## Work instruction
The required output is the complete data, repeated without alteration.

## Data records

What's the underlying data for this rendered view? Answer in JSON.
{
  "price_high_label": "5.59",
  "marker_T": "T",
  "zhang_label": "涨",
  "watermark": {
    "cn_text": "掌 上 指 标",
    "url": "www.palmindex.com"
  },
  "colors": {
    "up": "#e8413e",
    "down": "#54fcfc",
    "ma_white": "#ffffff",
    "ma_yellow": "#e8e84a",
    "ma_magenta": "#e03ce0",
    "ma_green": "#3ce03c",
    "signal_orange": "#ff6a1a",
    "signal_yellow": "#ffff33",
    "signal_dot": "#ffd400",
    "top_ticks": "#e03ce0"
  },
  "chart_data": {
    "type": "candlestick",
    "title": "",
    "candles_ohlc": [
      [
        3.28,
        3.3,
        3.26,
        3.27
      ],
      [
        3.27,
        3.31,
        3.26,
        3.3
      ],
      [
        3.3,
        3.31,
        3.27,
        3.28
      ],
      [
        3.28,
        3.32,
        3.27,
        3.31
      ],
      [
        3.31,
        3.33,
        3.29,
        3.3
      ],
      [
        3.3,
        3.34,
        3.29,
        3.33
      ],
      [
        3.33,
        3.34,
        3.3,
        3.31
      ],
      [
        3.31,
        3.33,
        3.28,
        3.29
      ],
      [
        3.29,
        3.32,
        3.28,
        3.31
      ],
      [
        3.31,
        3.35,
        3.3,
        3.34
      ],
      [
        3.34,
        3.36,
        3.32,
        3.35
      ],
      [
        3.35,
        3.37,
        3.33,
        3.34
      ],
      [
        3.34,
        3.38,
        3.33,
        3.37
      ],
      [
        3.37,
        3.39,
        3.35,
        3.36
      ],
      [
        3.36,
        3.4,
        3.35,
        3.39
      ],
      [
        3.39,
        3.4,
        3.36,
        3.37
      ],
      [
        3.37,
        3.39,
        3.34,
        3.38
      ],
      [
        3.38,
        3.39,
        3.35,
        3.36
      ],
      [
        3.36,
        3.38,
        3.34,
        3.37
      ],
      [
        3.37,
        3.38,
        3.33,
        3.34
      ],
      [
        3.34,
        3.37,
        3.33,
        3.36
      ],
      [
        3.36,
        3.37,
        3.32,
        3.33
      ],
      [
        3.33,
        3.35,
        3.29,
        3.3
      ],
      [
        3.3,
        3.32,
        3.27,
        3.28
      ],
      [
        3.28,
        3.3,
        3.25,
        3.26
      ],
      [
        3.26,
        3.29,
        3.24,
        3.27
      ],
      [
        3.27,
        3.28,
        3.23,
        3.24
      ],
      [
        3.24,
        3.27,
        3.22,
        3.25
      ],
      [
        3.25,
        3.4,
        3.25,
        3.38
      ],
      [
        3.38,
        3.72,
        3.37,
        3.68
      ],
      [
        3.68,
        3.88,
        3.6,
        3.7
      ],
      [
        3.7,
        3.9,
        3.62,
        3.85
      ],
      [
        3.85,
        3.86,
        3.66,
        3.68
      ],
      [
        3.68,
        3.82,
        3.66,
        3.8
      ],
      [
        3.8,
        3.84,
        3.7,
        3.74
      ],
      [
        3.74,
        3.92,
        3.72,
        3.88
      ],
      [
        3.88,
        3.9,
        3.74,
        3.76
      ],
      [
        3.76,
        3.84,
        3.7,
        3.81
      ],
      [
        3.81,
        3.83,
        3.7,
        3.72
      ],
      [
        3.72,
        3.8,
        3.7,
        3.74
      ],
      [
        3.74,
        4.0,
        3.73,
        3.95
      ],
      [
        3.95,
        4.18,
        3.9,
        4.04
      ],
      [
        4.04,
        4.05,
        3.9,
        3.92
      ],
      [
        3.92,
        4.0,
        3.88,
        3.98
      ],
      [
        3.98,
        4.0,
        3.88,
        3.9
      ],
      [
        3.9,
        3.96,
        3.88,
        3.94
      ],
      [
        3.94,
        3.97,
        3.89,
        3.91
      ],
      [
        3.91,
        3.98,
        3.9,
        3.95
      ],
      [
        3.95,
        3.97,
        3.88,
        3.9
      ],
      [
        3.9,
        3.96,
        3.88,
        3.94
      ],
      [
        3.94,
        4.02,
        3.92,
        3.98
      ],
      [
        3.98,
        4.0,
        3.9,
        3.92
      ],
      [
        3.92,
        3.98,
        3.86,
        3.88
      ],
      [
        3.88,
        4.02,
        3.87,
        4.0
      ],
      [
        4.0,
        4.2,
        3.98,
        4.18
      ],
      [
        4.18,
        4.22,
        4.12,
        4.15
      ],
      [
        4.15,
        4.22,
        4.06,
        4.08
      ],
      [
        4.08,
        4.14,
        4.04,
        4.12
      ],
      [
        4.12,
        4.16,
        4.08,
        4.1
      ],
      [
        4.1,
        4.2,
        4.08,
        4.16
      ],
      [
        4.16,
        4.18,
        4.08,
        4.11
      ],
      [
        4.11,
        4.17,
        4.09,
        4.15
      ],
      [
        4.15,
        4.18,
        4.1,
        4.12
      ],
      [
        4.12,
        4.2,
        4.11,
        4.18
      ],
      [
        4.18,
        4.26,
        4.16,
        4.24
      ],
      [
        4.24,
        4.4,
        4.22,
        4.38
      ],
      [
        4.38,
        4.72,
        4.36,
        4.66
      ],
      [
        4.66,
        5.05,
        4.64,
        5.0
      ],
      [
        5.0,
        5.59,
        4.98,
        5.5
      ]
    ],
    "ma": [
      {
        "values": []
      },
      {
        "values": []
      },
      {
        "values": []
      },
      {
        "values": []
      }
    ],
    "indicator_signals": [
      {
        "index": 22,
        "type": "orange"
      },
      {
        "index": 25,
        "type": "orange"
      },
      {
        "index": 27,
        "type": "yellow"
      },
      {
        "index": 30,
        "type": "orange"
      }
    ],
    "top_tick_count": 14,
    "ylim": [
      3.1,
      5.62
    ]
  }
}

## Task output
What's the underlying data for this rendered view? Answer in JSON.
{
  "price_high_label": "5.59",
  "marker_T": "T",
  "zhang_label": "涨",
  "watermark": {
    "cn_text": "掌 上 指 标",
    "url": "www.palmindex.com"
  },
  "colors": {
    "up": "#e8413e",
    "down": "#54fcfc",
    "ma_white": "#ffffff",
    "ma_yellow": "#e8e84a",
    "ma_magenta": "#e03ce0",
    "ma_green": "#3ce03c",
    "signal_orange": "#ff6a1a",
    "signal_yellow": "#ffff33",
    "signal_dot": "#ffd400",
    "top_ticks": "#e03ce0"
  },
  "chart_data": {
    "type": "candlestick",
    "title": "",
    "candles_ohlc": [
      [
        3.28,
        3.3,
        3.26,
        3.27
      ],
      [
        3.27,
        3.31,
        3.26,
        3.3
      ],
      [
        3.3,
        3.31,
        3.27,
        3.28
      ],
      [
        3.28,
        3.32,
        3.27,
        3.31
      ],
      [
        3.31,
        3.33,
        3.29,
        3.3
      ],
      [
        3.3,
        3.34,
        3.29,
        3.33
      ],
      [
        3.33,
        3.34,
        3.3,
        3.31
      ],
      [
        3.31,
        3.33,
        3.28,
        3.29
      ],
      [
        3.29,
        3.32,
        3.28,
        3.31
      ],
      [
        3.31,
        3.35,
        3.3,
        3.34
      ],
      [
        3.34,
        3.36,
        3.32,
        3.35
      ],
      [
        3.35,
        3.37,
        3.33,
        3.34
      ],
      [
        3.34,
        3.38,
        3.33,
        3.37
      ],
      [
        3.37,
        3.39,
        3.35,
        3.36
      ],
      [
        3.36,
        3.4,
        3.35,
        3.39
      ],
      [
        3.39,
        3.4,
        3.36,
        3.37
      ],
      [
        3.37,
        3.39,
        3.34,
        3.38
      ],
      [
        3.38,
        3.39,
        3.35,
        3.36
      ],
      [
        3.36,
        3.38,
        3.34,
        3.37
      ],
      [
        3.37,
        3.38,
        3.33,
        3.34
      ],
      [
        3.34,
        3.37,
        3.33,
        3.36
      ],
      [
        3.36,
        3.37,
        3.32,
        3.33
      ],
      [
        3.33,
        3.35,
        3.29,
        3.3
      ],
      [
        3.3,
        3.32,
        3.27,
        3.28
      ],
      [
        3.28,
        3.3,
        3.25,
        3.26
      ],
      [
        3.26,
        3.29,
        3.24,
        3.27
      ],
      [
        3.27,
        3.28,
        3.23,
        3.24
      ],
      [
        3.24,
        3.27,
        3.22,
        3.25
      ],
      [
        3.25,
        3.4,
        3.25,
        3.38
      ],
      [
        3.38,
        3.72,
        3.37,
        3.68
      ],
      [
        3.68,
        3.88,
        3.6,
        3.7
      ],
      [
        3.7,
        3.9,
        3.62,
        3.85
      ],
      [
        3.85,
        3.86,
        3.66,
        3.68
      ],
      [
        3.68,
        3.82,
        3.66,
        3.8
      ],
      [
        3.8,
        3.84,
        3.7,
        3.74
      ],
      [
        3.74,
        3.92,
        3.72,
        3.88
      ],
      [
        3.88,
        3.9,
        3.74,
        3.76
      ],
      [
        3.76,
        3.84,
        3.7,
        3.81
      ],
      [
        3.81,
        3.83,
        3.7,
        3.72
      ],
      [
        3.72,
        3.8,
        3.7,
        3.74
      ],
      [
        3.74,
        4.0,
        3.73,
        3.95
      ],
      [
        3.95,
        4.18,
        3.9,
        4.04
      ],
      [
        4.04,
        4.05,
        3.9,
        3.92
      ],
      [
        3.92,
        4.0,
        3.88,
        3.98
      ],
      [
        3.98,
        4.0,
        3.88,
        3.9
      ],
      [
        3.9,
        3.96,
        3.88,
        3.94
      ],
      [
        3.94,
        3.97,
        3.89,
        3.91
      ],
      [
        3.91,
        3.98,
        3.9,
        3.95
      ],
      [
        3.95,
        3.97,
        3.88,
        3.9
      ],
      [
        3.9,
        3.96,
        3.88,
        3.94
      ],
      [
        3.94,
        4.02,
        3.92,
        3.98
      ],
      [
        3.98,
        4.0,
        3.9,
        3.92
      ],
      [
        3.92,
        3.98,
        3.86,
        3.88
      ],
      [
        3.88,
        4.02,
        3.87,
        4.0
      ],
      [
        4.0,
        4.2,
        3.98,
        4.18
      ],
      [
        4.18,
        4.22,
        4.12,
        4.15
      ],
      [
        4.15,
        4.22,
        4.06,
        4.08
      ],
      [
        4.08,
        4.14,
        4.04,
        4.12
      ],
      [
        4.12,
        4.16,
        4.08,
        4.1
      ],
      [
        4.1,
        4.2,
        4.08,
        4.16
      ],
      [
        4.16,
        4.18,
        4.08,
        4.11
      ],
      [
        4.11,
        4.17,
        4.09,
        4.15
      ],
      [
        4.15,
        4.18,
        4.1,
        4.12
      ],
      [
        4.12,
        4.2,
        4.11,
        4.18
      ],
      [
        4.18,
        4.26,
        4.16,
        4.24
      ],
      [
        4.24,
        4.4,
        4.22,
        4.38
      ],
      [
        4.38,
        4.72,
        4.36,
        4.66
      ],
      [
        4.66,
        5.05,
        4.64,
        5.0
      ],
      [
        5.0,
        5.59,
        4.98,
        5.5
      ]
    ],
    "ma": [
      {
        "values": []
      },
      {
        "values": []
      },
      {
        "values": []
      },
      {
        "values": []
      }
    ],
    "indicator_signals": [
      {
        "index": 22,
        "type": "orange"
      },
      {
        "index": 25,
        "type": "orange"
      },
      {
        "index": 27,
        "type": "yellow"
      },
      {
        "index": 30,
        "type": "orange"
      }
    ],
    "top_tick_count": 14,
    "ylim": [
      3.1,
      5.62
    ]
  }
}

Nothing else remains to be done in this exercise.